» Exercise directions: Please reproduce all entries word for word, leaving every image behind.

[Entries from a dataset of interfaces]
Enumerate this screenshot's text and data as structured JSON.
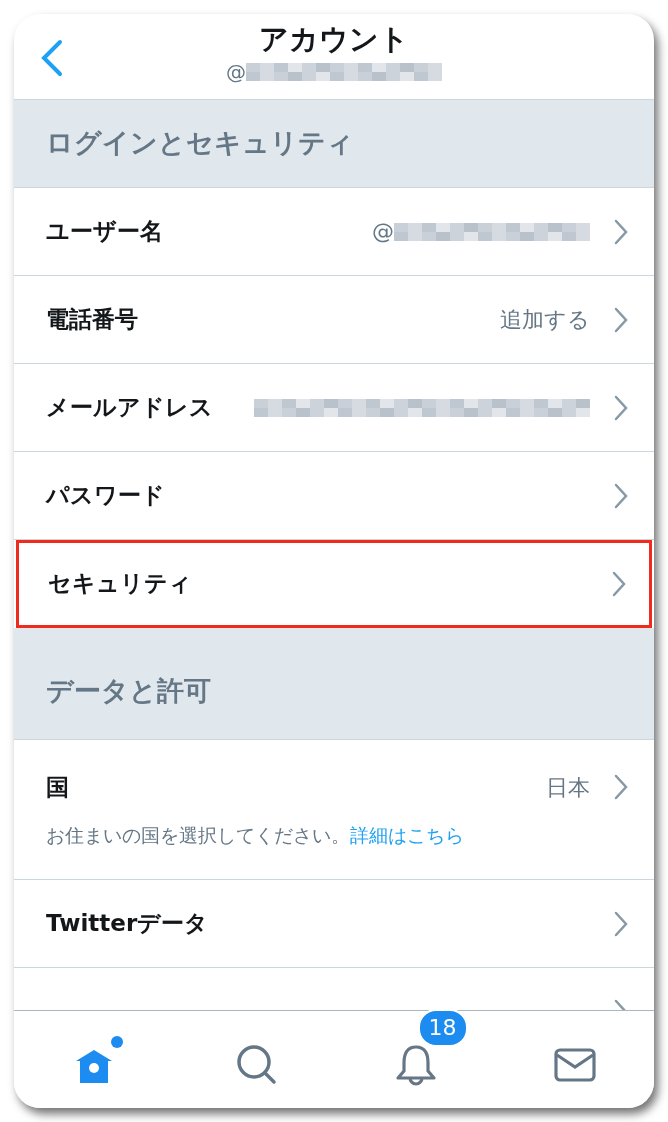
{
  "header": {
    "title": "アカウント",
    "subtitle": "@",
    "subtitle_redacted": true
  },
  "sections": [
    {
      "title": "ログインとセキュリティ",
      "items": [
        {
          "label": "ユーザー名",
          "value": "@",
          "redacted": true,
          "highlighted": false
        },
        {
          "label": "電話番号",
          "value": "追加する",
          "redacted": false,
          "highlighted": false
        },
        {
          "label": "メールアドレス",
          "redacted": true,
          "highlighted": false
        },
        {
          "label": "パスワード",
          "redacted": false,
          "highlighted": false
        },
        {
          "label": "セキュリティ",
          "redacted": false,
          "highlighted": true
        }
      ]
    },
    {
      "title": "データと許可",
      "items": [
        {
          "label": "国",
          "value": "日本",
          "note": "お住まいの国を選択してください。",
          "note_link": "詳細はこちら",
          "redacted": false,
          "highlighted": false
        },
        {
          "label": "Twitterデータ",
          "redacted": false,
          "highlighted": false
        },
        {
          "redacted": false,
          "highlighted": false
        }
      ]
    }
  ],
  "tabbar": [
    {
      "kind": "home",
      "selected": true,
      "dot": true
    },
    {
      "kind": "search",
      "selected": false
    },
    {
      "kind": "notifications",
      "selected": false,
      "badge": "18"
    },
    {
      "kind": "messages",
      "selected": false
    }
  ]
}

» Exercise response:
Enumerate this screenshot's text and data as structured JSON.
{
  "header": {
    "title": "アカウント",
    "subtitle": "@",
    "subtitle_redacted": true
  },
  "sections": [
    {
      "title": "ログインとセキュリティ",
      "items": [
        {
          "label": "ユーザー名",
          "value": "@",
          "redacted": true,
          "highlighted": false
        },
        {
          "label": "電話番号",
          "value": "追加する",
          "redacted": false,
          "highlighted": false
        },
        {
          "label": "メールアドレス",
          "redacted": true,
          "highlighted": false
        },
        {
          "label": "パスワード",
          "redacted": false,
          "highlighted": false
        },
        {
          "label": "セキュリティ",
          "redacted": false,
          "highlighted": true
        }
      ]
    },
    {
      "title": "データと許可",
      "items": [
        {
          "label": "国",
          "value": "日本",
          "note": "お住まいの国を選択してください。",
          "note_link": "詳細はこちら",
          "redacted": false,
          "highlighted": false
        },
        {
          "label": "Twitterデータ",
          "redacted": false,
          "highlighted": false
        },
        {
          "redacted": false,
          "highlighted": false
        }
      ]
    }
  ],
  "tabbar": [
    {
      "kind": "home",
      "selected": true,
      "dot": true
    },
    {
      "kind": "search",
      "selected": false
    },
    {
      "kind": "notifications",
      "selected": false,
      "badge": "18"
    },
    {
      "kind": "messages",
      "selected": false
    }
  ]
}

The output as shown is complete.